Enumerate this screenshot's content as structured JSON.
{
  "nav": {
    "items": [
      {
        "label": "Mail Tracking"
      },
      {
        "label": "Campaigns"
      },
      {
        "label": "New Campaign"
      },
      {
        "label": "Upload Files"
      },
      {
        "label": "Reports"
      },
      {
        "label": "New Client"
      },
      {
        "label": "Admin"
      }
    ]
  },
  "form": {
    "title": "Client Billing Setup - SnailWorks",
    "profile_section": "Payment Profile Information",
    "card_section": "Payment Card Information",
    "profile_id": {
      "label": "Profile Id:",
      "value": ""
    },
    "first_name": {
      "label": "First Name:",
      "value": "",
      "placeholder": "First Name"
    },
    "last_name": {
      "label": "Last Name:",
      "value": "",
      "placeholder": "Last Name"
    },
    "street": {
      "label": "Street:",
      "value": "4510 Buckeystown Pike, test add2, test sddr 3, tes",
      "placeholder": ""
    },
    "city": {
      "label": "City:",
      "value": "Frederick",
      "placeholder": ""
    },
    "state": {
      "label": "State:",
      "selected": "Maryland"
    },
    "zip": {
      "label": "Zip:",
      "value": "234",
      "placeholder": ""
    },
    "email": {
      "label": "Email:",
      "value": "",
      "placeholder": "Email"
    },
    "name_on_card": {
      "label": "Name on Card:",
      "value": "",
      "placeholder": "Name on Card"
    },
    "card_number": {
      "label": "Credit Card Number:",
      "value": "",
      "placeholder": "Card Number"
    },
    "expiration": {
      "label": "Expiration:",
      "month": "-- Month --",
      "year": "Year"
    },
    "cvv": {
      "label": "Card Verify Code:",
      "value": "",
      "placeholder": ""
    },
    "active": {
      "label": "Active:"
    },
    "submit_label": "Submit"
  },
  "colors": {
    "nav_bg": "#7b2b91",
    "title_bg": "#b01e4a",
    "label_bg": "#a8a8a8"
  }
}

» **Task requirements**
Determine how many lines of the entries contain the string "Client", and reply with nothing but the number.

» **Output for this task**
2